For context, the reason I want to know is that I calculated it as the solution to the functional equation $$f(x)+f(2x)=e^x$$

  • 1
    $\begingroup$ It's really close to $e^{x/2}$. I'm skeptical there's a nice closed form; Wolfram won't even evaluate the sum in closed form for $x = 1$. $\endgroup$ – user296602 Aug 12 '17 at 20:09
  • 2
    $\begingroup$ If I haven't made a mistake (quite possible since I didn't use pen and paper), it's $$\exp(x/2) - \sum_{k = 2}^{\infty} (-1)^k \bigl(\exp (2^{-k}x) - 1\bigr).$$ Wouldn't call that a closed form, though. $\endgroup$ – Daniel Fischer Aug 12 '17 at 20:23
  • $\begingroup$ Perhaps $f(2x)+f(4x)=(f(x)+f(2x))^2$ is obvious but useful. $\endgroup$ – Somos Aug 12 '17 at 20:24
  • $\begingroup$ @Somos Perhaps not useful, but certainly interesting. :D $\endgroup$ – Frpzzd Aug 12 '17 at 20:27
  • 2
    $\begingroup$ Not a closed form, but amusingly $f(x)=e^{\frac x2}-e^{\frac x4}+e^{\frac x8}-e^{\frac{x}{16}}+...$ $\endgroup$ – David Quinn Aug 12 '17 at 20:43

Your Answer

By clicking “Post Your Answer”, you agree to our terms of service, privacy policy and cookie policy

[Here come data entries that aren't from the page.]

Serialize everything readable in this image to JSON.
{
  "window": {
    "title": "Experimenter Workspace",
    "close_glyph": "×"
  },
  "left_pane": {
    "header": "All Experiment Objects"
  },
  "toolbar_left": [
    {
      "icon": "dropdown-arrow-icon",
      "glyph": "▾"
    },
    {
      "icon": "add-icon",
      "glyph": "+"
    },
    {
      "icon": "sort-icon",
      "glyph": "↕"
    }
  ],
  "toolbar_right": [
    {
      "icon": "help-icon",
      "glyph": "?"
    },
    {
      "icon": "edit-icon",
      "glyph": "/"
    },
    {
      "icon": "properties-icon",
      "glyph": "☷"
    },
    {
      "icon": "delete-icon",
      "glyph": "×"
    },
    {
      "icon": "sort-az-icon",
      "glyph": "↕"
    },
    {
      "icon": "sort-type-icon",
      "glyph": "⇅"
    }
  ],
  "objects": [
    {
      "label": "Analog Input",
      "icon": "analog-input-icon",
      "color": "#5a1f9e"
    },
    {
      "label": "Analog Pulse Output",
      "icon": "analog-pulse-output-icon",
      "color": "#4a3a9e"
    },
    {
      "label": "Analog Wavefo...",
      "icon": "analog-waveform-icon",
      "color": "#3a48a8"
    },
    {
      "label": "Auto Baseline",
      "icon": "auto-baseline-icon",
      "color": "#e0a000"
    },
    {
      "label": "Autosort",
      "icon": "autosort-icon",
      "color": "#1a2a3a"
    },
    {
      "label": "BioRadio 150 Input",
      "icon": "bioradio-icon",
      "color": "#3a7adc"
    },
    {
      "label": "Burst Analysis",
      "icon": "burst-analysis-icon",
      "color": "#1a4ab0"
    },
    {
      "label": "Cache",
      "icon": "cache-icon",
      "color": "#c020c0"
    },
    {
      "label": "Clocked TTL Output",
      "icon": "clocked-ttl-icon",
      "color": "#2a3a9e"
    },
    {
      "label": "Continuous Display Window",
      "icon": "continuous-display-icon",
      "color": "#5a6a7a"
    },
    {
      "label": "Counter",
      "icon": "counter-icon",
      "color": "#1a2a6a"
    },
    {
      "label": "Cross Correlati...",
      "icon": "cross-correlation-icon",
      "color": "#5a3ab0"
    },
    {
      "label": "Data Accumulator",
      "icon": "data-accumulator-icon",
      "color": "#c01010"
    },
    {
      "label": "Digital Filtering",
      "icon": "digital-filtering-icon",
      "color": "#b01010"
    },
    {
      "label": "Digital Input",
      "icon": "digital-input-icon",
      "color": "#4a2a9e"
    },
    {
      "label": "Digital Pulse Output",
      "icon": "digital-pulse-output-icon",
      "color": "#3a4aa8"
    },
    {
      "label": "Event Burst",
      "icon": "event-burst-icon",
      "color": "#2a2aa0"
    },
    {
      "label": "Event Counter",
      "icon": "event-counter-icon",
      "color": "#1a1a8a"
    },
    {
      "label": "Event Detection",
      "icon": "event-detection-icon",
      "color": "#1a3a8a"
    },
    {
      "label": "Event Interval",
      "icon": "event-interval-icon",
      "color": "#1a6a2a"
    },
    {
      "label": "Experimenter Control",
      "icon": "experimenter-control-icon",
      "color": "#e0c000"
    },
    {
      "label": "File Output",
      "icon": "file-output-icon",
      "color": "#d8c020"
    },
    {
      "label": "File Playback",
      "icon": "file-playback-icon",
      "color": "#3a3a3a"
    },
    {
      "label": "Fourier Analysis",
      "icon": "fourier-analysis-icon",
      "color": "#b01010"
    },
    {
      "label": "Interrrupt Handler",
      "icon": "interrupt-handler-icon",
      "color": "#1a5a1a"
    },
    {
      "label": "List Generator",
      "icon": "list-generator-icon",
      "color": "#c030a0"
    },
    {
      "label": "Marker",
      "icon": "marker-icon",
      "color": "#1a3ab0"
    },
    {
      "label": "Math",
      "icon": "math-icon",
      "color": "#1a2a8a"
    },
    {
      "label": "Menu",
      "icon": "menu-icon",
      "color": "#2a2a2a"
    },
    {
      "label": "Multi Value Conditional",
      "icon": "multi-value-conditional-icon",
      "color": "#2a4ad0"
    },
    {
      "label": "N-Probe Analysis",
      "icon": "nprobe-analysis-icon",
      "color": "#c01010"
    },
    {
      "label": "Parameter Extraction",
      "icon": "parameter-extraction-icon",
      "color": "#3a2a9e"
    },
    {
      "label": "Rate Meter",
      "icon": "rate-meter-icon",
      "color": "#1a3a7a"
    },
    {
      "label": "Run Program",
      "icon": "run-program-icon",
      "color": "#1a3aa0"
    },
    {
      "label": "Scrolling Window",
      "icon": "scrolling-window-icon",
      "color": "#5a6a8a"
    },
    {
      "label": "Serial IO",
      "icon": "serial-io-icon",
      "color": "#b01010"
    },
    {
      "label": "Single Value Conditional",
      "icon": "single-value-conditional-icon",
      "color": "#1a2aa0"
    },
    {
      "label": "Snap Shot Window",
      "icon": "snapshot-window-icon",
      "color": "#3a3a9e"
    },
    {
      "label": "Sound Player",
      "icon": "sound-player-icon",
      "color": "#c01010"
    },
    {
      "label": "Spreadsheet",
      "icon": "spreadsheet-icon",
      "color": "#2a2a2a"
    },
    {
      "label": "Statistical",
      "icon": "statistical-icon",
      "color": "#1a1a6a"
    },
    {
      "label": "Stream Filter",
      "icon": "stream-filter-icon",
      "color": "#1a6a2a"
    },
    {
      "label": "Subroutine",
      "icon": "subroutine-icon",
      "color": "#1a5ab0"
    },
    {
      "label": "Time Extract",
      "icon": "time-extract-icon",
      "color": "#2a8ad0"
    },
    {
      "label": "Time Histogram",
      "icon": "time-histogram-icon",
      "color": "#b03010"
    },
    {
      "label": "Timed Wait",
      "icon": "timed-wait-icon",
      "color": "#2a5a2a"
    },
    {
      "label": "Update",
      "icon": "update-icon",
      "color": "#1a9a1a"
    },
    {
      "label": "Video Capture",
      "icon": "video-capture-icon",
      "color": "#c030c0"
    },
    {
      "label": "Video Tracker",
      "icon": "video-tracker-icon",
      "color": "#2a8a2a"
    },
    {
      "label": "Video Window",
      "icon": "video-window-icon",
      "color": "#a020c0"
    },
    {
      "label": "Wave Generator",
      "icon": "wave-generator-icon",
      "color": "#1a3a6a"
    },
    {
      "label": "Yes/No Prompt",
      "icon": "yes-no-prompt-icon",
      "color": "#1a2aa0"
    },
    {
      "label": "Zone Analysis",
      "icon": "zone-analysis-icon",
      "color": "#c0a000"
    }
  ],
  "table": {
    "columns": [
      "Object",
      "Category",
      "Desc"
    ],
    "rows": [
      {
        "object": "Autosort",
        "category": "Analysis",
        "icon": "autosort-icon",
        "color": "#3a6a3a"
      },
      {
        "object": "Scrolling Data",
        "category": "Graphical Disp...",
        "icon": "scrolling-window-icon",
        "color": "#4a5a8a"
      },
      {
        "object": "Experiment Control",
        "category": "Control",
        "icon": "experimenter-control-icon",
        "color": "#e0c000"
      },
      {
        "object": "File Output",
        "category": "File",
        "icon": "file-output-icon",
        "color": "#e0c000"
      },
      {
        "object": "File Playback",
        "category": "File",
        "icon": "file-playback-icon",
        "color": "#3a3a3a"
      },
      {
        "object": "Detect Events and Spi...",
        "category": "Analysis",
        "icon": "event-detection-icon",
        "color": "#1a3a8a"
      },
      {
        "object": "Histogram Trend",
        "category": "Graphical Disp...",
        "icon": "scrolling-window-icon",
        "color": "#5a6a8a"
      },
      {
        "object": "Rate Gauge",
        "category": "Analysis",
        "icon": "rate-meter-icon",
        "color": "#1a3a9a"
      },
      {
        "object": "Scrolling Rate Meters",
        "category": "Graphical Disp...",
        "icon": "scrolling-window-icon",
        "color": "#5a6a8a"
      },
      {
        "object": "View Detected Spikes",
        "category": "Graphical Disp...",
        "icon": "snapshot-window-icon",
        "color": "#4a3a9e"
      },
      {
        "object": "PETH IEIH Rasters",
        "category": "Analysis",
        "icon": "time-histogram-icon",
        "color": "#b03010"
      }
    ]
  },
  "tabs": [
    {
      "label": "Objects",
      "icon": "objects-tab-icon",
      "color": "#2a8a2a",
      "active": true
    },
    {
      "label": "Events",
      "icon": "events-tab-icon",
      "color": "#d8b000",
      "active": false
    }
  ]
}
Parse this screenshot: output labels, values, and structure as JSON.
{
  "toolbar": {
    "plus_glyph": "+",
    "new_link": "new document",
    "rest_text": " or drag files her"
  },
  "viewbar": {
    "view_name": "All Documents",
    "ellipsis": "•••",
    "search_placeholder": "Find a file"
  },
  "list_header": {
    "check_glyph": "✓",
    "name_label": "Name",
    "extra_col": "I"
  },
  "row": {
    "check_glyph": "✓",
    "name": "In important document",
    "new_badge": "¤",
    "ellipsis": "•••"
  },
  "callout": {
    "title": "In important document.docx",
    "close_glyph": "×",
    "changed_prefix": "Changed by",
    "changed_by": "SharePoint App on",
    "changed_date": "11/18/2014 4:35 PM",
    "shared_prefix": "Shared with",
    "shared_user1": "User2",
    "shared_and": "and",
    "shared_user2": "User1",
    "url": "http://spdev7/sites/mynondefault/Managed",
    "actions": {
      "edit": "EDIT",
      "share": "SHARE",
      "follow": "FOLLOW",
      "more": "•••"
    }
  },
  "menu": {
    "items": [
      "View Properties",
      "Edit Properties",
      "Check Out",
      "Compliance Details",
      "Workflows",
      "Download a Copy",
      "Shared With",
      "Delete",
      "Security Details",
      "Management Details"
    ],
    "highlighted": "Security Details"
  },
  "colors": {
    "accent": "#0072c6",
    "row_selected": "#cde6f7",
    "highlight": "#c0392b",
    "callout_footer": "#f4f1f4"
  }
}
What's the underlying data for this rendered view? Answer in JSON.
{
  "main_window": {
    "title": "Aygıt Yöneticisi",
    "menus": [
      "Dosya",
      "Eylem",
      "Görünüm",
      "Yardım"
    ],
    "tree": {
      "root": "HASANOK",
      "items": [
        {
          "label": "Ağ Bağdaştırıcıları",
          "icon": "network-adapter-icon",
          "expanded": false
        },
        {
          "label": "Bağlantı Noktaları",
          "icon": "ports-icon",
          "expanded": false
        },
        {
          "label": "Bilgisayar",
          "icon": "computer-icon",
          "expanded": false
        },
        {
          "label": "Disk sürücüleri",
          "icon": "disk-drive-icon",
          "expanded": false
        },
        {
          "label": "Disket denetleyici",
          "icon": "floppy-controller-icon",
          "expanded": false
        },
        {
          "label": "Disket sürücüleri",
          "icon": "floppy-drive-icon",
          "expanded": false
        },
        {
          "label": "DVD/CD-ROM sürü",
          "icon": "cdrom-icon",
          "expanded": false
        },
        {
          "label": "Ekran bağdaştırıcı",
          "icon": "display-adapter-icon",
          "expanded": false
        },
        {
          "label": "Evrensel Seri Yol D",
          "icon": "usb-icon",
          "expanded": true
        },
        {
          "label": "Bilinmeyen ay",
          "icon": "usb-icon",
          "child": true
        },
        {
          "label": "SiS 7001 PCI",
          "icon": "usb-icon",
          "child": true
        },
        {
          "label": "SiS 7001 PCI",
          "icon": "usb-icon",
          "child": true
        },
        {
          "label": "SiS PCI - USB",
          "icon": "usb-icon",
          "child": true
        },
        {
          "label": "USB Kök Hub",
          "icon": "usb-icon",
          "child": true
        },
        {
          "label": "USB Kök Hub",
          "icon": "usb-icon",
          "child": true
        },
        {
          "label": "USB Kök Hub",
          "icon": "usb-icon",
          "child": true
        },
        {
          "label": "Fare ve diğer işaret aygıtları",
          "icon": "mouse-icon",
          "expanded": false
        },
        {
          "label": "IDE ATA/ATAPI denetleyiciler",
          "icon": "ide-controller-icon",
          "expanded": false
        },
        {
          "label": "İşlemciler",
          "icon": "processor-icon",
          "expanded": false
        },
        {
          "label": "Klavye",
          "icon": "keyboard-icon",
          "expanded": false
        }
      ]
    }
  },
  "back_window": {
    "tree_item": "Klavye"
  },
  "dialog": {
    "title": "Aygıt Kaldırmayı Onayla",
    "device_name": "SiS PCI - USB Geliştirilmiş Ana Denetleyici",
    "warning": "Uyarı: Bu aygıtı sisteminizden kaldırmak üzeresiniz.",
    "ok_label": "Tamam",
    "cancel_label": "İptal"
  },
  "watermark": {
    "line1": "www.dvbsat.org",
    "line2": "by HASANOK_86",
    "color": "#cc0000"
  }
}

Browse other questions tagged or ask your own question.